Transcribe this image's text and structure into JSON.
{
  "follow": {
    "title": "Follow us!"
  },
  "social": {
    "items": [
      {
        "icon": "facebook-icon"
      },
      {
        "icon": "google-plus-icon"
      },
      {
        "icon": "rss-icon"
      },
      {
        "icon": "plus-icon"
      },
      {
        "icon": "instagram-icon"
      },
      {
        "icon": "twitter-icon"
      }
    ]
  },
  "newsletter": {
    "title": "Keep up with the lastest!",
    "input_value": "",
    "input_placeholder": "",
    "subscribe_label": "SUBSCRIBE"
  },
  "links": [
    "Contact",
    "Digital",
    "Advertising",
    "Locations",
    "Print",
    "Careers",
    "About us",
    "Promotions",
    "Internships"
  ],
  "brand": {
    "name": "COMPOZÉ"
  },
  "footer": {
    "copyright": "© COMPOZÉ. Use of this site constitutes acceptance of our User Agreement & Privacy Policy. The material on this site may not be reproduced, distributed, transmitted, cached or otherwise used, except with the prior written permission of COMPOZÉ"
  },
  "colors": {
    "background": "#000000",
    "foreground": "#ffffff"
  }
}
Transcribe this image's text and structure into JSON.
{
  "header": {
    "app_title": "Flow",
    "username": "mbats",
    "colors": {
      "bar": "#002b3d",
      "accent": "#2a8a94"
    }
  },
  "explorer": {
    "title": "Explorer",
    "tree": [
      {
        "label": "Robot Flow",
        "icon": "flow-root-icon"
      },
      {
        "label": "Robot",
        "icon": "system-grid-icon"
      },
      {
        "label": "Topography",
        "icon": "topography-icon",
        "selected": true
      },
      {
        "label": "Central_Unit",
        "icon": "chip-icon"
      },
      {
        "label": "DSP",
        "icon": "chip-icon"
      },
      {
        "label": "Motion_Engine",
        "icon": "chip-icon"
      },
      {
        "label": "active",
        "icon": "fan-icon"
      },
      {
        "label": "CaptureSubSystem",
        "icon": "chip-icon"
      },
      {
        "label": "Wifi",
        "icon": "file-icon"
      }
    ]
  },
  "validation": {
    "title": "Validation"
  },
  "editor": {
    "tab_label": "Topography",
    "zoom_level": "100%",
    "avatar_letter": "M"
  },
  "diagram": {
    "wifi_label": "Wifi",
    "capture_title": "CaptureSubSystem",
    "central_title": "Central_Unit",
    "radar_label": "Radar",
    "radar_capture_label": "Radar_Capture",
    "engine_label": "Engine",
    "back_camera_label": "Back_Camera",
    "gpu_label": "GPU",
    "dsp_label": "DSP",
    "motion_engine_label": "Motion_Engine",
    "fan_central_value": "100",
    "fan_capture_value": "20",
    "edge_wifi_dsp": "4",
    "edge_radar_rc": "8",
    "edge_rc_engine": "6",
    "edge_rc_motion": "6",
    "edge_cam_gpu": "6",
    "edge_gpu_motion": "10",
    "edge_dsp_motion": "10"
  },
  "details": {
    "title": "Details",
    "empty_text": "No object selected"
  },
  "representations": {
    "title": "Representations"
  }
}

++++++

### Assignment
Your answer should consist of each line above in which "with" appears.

### Exercise result
    "title": "Keep up with the lastest!",
    "copyright": "© COMPOZÉ. Use of this site constitutes acceptance of our User Agreement & Privacy Policy. The material on this site may not be reproduced, distributed, transmitted, cached or otherwise used, except with the prior written permission of COMPOZÉ"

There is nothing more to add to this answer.